In a keynote speech to some of the world's leading miners at the Midwest International Mining Forum in Western Australia, Wang identified the volatile price of iron ore as a negative influence on both the Chinese steel industry, as well as the ongoing resource cooperation between China and Australia.
"So as to strengthen cooperation, (officials must) explore the possibility of establishing a fair and equitable price mechanism for iron ore and promote the return to rationality of the iron ore price, thus laying a solid foundation for the continuity, stabilization and deepening of cooperation between China- Australia mining industries over the coming decade," she said.
In Western Australia alone the resources industry was worth 107 billion Australian dollars in 2011 and the iron ore sector in particular is now the State's leading commodity, generating 62.8 billion Australian dollars in sales with shipments totaling 427 million tons. The great majority of that iron ore heads directly to China.
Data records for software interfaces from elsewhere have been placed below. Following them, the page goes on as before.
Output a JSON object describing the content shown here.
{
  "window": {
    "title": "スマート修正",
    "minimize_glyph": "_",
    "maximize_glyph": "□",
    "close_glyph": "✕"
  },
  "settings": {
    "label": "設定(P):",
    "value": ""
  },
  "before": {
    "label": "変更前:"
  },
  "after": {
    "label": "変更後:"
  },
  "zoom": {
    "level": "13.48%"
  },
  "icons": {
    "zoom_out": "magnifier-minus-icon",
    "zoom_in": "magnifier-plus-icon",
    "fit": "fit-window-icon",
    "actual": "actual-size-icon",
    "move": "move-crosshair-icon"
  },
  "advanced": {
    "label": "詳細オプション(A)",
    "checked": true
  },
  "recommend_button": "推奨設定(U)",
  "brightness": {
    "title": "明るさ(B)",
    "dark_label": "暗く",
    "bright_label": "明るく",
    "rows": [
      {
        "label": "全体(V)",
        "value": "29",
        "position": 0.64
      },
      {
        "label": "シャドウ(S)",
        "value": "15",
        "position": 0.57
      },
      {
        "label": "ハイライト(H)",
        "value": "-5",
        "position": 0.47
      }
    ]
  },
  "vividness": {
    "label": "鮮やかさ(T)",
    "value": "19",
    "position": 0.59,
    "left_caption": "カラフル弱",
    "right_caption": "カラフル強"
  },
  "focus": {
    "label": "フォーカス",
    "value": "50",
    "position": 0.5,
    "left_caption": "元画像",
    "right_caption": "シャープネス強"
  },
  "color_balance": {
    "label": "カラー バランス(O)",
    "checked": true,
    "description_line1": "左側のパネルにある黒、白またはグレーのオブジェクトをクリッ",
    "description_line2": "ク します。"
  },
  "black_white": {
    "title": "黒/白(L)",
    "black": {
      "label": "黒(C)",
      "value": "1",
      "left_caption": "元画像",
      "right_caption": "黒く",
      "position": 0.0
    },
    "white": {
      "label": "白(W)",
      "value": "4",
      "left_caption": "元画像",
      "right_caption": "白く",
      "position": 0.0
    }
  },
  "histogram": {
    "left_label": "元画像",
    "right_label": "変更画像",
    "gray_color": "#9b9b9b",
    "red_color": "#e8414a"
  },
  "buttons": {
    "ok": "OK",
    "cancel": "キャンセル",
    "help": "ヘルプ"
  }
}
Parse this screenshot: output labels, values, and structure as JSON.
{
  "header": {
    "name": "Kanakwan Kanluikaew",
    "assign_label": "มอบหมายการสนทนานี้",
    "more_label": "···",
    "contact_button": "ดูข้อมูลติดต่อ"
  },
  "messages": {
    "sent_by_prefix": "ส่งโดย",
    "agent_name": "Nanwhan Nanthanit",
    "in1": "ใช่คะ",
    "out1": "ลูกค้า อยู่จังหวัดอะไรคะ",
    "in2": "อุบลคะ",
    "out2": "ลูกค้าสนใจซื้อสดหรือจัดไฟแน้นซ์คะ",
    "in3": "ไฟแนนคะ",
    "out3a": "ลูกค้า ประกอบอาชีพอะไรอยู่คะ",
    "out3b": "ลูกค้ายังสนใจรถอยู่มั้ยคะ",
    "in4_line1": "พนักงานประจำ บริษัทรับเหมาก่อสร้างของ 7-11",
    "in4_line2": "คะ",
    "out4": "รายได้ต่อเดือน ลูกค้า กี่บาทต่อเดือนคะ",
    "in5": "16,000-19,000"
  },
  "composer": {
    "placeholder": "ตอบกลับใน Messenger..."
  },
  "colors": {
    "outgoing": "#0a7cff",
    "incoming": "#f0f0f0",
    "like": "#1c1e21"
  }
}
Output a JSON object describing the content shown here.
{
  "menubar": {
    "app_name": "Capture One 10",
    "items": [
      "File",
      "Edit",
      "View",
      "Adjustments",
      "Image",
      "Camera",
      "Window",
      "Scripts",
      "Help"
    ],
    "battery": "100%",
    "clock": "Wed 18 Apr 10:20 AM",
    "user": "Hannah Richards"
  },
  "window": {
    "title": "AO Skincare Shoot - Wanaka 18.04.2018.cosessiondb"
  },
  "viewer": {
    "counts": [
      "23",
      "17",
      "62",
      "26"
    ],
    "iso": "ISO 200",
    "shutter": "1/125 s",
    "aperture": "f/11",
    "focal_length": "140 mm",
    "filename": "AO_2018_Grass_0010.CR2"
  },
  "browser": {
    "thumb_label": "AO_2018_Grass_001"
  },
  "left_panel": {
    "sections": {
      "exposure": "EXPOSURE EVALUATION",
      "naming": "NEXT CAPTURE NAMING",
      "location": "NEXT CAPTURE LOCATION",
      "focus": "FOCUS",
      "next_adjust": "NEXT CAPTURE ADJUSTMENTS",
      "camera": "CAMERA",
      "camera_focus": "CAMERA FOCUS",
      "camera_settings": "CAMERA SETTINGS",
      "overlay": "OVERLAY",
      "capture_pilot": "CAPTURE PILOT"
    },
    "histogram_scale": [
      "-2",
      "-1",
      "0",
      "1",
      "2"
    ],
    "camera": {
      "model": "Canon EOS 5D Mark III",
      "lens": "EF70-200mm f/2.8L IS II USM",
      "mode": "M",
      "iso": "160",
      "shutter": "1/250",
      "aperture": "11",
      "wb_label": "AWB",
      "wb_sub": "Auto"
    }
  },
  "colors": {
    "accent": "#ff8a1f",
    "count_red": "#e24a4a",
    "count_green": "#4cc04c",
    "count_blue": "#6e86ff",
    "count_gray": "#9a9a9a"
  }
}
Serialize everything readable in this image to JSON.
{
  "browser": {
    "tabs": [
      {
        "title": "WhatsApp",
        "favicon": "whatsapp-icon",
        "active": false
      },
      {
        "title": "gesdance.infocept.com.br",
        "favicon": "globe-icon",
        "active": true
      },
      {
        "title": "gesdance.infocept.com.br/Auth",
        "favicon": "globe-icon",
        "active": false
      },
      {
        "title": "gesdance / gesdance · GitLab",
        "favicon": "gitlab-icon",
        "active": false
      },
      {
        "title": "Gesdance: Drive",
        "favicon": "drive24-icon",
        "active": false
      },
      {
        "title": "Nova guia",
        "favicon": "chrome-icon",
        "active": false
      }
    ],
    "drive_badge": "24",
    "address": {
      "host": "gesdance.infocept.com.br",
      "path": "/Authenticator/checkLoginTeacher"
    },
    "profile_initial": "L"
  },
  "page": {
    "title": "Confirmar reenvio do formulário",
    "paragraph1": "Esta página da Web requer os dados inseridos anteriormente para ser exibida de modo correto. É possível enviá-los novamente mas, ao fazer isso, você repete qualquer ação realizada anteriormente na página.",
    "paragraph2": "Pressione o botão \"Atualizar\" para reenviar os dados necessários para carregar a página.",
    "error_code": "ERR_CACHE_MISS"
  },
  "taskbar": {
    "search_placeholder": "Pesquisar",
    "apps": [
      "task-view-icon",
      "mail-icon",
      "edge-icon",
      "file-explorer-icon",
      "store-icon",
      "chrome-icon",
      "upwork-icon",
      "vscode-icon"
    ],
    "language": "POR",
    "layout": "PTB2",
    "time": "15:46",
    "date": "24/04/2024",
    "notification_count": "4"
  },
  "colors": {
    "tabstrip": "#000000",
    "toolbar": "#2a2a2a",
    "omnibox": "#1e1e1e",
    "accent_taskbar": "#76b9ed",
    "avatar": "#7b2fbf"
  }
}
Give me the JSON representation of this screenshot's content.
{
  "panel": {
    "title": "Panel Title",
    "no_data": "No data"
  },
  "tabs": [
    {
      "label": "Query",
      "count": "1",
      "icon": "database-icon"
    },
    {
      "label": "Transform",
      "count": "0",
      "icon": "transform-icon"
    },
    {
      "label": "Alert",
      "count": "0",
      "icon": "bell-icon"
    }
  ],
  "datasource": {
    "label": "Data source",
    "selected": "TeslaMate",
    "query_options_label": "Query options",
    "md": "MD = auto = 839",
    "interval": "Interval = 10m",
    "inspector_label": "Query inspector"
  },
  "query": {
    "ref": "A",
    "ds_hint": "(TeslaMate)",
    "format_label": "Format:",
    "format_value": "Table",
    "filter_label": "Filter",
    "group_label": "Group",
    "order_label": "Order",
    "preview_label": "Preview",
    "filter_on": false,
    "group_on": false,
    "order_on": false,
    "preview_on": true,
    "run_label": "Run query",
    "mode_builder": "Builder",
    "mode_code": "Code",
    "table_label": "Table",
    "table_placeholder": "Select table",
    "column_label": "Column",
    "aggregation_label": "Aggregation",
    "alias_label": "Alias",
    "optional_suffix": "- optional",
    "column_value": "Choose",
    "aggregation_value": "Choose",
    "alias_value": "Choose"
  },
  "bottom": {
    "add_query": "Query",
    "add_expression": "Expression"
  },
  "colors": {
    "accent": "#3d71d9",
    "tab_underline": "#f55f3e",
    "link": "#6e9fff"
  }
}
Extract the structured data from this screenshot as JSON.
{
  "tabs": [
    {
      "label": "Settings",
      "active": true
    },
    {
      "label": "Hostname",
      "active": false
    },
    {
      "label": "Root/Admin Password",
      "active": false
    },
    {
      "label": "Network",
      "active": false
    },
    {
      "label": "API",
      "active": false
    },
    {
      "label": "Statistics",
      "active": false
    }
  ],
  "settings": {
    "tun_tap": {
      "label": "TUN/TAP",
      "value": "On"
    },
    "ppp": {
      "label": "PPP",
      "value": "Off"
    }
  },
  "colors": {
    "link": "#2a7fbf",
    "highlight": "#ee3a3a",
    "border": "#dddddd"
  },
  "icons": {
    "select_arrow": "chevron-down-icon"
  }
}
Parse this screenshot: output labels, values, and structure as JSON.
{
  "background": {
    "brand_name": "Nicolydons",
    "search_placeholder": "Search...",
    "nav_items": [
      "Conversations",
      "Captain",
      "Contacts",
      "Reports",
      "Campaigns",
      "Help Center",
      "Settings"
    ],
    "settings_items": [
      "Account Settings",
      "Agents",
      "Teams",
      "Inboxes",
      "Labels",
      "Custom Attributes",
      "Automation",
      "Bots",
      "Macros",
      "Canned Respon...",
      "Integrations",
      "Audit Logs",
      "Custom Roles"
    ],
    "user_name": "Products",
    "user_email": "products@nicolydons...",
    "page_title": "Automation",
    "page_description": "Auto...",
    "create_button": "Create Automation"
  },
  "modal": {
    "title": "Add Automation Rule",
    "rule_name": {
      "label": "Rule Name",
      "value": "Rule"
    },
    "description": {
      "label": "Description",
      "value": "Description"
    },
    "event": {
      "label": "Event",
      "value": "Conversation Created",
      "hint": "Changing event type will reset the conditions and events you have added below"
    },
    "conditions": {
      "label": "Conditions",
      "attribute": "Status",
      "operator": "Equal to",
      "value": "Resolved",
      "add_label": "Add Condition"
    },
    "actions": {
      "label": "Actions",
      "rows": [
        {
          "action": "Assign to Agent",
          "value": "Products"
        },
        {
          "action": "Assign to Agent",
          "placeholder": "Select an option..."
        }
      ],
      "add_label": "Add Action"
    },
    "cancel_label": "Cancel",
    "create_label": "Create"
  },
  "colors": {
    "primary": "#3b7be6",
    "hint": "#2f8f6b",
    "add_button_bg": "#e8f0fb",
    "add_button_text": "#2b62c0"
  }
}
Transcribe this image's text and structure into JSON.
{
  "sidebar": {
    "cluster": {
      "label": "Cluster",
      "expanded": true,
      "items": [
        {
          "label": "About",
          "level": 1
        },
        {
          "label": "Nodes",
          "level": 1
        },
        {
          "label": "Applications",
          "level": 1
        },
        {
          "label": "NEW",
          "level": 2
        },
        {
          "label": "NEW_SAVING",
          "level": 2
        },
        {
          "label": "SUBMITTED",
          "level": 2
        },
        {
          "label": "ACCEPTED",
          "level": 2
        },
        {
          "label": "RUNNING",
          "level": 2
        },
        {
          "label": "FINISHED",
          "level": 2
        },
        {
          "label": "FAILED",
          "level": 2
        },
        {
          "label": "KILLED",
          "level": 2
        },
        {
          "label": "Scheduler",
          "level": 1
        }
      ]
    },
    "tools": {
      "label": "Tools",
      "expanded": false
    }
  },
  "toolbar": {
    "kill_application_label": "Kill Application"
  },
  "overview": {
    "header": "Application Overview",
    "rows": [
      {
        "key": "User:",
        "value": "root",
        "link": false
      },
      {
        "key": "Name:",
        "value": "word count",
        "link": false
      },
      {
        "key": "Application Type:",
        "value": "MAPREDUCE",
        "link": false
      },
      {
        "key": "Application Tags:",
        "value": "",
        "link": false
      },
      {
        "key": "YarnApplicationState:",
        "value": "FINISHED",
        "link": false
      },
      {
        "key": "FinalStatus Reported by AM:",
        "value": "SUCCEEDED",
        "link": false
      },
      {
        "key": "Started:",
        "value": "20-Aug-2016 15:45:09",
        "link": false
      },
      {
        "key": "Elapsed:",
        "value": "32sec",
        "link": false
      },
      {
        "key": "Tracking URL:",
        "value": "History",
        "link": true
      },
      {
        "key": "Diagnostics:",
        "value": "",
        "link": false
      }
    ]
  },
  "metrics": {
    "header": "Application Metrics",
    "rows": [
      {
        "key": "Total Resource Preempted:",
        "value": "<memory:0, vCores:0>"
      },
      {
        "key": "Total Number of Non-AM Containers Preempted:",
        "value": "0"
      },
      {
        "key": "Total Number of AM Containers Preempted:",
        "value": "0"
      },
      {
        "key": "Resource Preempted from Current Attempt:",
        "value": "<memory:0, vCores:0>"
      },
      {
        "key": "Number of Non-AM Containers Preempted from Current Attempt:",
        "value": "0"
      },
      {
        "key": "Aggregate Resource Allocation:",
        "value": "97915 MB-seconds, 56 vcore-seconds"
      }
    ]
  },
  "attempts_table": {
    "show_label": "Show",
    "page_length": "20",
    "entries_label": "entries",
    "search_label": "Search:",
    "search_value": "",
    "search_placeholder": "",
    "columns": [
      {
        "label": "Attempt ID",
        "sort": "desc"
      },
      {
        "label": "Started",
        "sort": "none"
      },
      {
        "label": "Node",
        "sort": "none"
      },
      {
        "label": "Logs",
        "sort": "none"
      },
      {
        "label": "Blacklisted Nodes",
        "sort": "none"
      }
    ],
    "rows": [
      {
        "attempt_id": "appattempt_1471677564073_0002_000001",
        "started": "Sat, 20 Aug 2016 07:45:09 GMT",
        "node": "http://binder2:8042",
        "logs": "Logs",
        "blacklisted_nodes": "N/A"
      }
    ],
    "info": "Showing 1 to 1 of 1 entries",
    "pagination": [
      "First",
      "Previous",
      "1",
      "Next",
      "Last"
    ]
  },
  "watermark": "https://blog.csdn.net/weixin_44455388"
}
In 2002, China imported 42.78 million tons of iron ore from Australia, at an average price of only 15.8 U.S.dollars per ton. In 2011, Australia exported 300 million tons of iron ore to China, whereby the highest price had reached 180 U.S.dollars per ton in February 2011.
Wang said the continuing high price of iron ore is constantly eroding the room to move for the Chinese steel industry.
"This year, the steel industry in China is experiencing a hard time. If the condition for the iron and steel industry can not be improved, or if 'losses' occur over a long period of time, the demand and supply situation between overseas and Chinese steel enterprises will have to make adjustments, which in turn will lead to a frequent rise and fall in international iron ore prices. Ultimately this will harm both sides and lead to a 'lose-lose' situation," she said.
The comments were made at the Midwest International Mining Forum which aims to significantly raise the profile of the Australian Midwest iron ore industry and highlighting the significant economic, community and employment benefits that flow from multi-billion dollar Chinese resource investment projects.
Western Australian Premier Colin Barnett called the Midwest Region one of Australia's fastest growing resource areas.
"It is rapidly becoming a major new mining and economic zone not just for the state, but the country. At present, the region is home to around 40 investment projects and was responsible for resource sales of 2.5 billion U.S.dollars in 2011," Premier Barnett said.
An estimated 15 billion U.S.dollars in capital investment is planned for the region, for not only magnetite iron ore projects but also other commodities.
"An important factor contributing to the continued development of major projects in the Midwest of Western Australia is our favorable global reputation," the Premier said.
Western Australia ranked 11th out of 93 global jurisdictions in the Fraser Institute Survey as a destination of choice for mining investment.
However Wang Yiner reminded key iron ore miners and industry leaders that the free-flow of capital from China needed to be met with an equal openness from Australian government and regulators, where the relative complexity of the legal system has meant a steep learning curve for investors and prevented the Chinese from cutting through.
Despite the challenges, including Australia's troubling skills shortage, Wang remained confident in the future of the Chinese Australian resource cooperation, which stands on the shoulders of 40 years of diplomatic relations this year.
Western Australia owns the richest mineral resources and commands almost 80 percent of Chinese investment in Australia.